Restate every record exactly as it is written, while omitting the pictures it holds.

#### Given information:
....
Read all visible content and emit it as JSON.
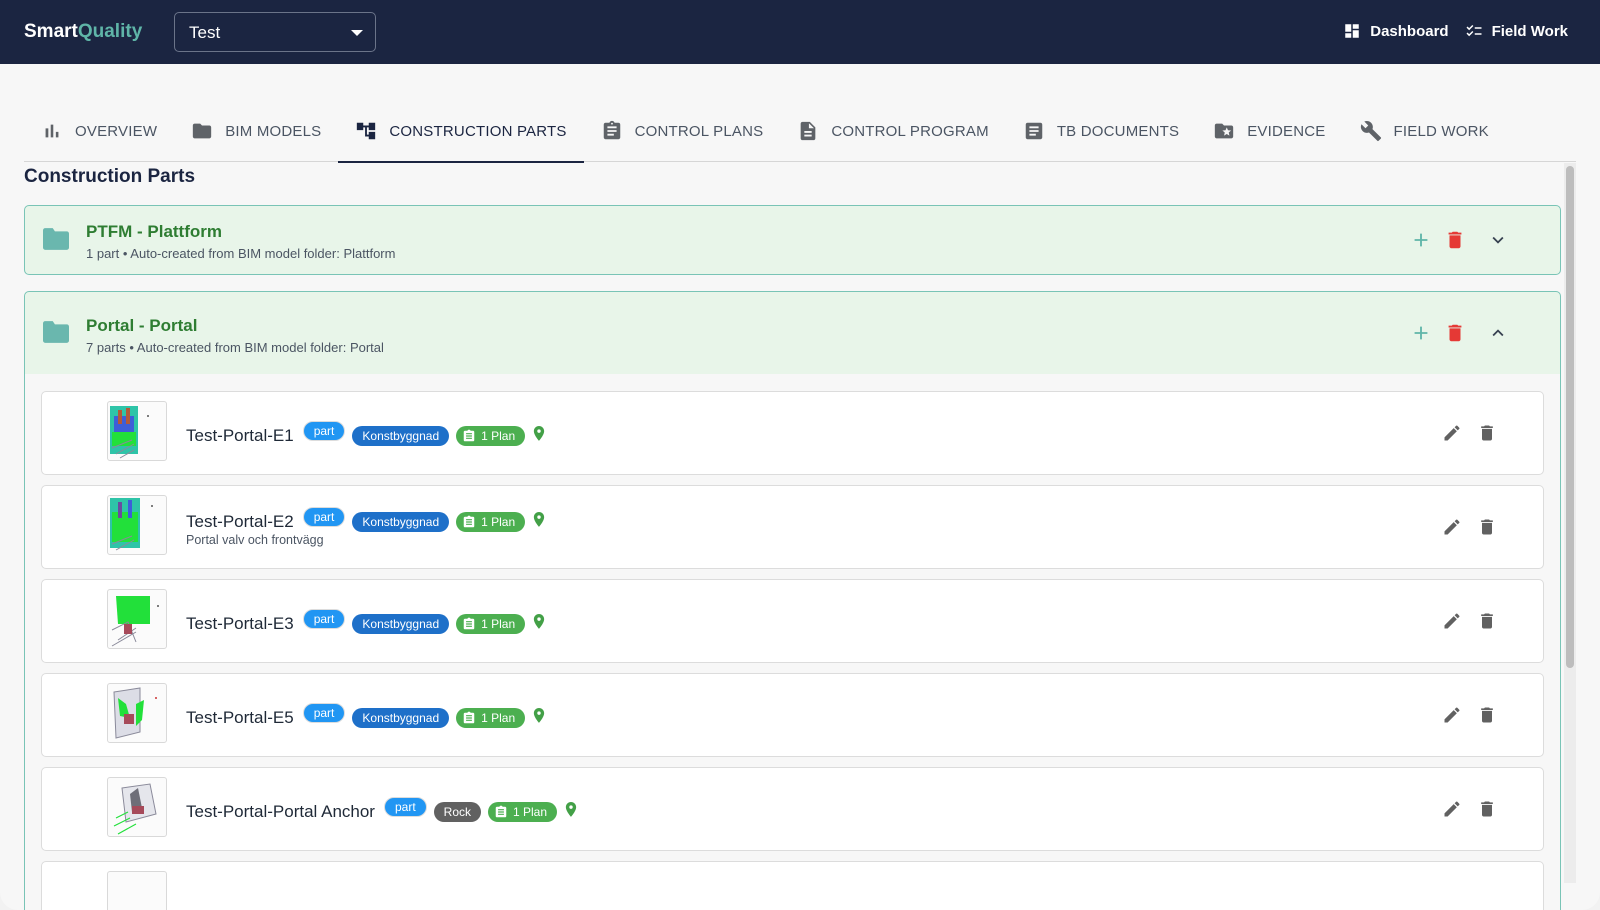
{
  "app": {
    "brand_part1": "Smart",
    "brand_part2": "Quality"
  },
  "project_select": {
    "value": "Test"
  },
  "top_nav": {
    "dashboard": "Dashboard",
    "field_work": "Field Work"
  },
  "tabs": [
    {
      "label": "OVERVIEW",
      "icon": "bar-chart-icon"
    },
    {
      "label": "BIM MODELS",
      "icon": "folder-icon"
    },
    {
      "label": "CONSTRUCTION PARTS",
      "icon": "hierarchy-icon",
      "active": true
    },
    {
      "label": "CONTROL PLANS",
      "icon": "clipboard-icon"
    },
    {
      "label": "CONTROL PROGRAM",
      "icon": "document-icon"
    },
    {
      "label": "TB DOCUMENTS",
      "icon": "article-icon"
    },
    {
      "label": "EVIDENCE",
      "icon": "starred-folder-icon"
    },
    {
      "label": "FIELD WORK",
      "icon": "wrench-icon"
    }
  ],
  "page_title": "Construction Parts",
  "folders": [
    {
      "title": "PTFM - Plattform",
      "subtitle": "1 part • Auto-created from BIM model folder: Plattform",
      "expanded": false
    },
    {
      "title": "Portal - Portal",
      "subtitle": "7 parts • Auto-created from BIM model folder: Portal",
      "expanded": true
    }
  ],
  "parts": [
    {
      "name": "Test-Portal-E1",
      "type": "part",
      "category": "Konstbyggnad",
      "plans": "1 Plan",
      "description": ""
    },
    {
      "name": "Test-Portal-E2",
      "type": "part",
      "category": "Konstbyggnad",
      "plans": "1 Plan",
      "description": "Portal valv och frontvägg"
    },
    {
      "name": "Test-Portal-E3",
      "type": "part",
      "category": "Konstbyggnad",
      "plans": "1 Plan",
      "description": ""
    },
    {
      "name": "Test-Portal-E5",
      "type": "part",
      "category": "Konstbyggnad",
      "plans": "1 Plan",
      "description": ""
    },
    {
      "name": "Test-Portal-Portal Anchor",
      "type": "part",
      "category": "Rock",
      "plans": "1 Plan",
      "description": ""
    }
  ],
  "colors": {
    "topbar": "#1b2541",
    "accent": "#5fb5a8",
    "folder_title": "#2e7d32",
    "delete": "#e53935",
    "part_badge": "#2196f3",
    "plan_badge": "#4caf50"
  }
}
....
#### Completed task:
Read all visible content and emit it as JSON.
{
  "app": {
    "brand_part1": "Smart",
    "brand_part2": "Quality"
  },
  "project_select": {
    "value": "Test"
  },
  "top_nav": {
    "dashboard": "Dashboard",
    "field_work": "Field Work"
  },
  "tabs": [
    {
      "label": "OVERVIEW",
      "icon": "bar-chart-icon"
    },
    {
      "label": "BIM MODELS",
      "icon": "folder-icon"
    },
    {
      "label": "CONSTRUCTION PARTS",
      "icon": "hierarchy-icon",
      "active": true
    },
    {
      "label": "CONTROL PLANS",
      "icon": "clipboard-icon"
    },
    {
      "label": "CONTROL PROGRAM",
      "icon": "document-icon"
    },
    {
      "label": "TB DOCUMENTS",
      "icon": "article-icon"
    },
    {
      "label": "EVIDENCE",
      "icon": "starred-folder-icon"
    },
    {
      "label": "FIELD WORK",
      "icon": "wrench-icon"
    }
  ],
  "page_title": "Construction Parts",
  "folders": [
    {
      "title": "PTFM - Plattform",
      "subtitle": "1 part • Auto-created from BIM model folder: Plattform",
      "expanded": false
    },
    {
      "title": "Portal - Portal",
      "subtitle": "7 parts • Auto-created from BIM model folder: Portal",
      "expanded": true
    }
  ],
  "parts": [
    {
      "name": "Test-Portal-E1",
      "type": "part",
      "category": "Konstbyggnad",
      "plans": "1 Plan",
      "description": ""
    },
    {
      "name": "Test-Portal-E2",
      "type": "part",
      "category": "Konstbyggnad",
      "plans": "1 Plan",
      "description": "Portal valv och frontvägg"
    },
    {
      "name": "Test-Portal-E3",
      "type": "part",
      "category": "Konstbyggnad",
      "plans": "1 Plan",
      "description": ""
    },
    {
      "name": "Test-Portal-E5",
      "type": "part",
      "category": "Konstbyggnad",
      "plans": "1 Plan",
      "description": ""
    },
    {
      "name": "Test-Portal-Portal Anchor",
      "type": "part",
      "category": "Rock",
      "plans": "1 Plan",
      "description": ""
    }
  ],
  "colors": {
    "topbar": "#1b2541",
    "accent": "#5fb5a8",
    "folder_title": "#2e7d32",
    "delete": "#e53935",
    "part_badge": "#2196f3",
    "plan_badge": "#4caf50"
  }
}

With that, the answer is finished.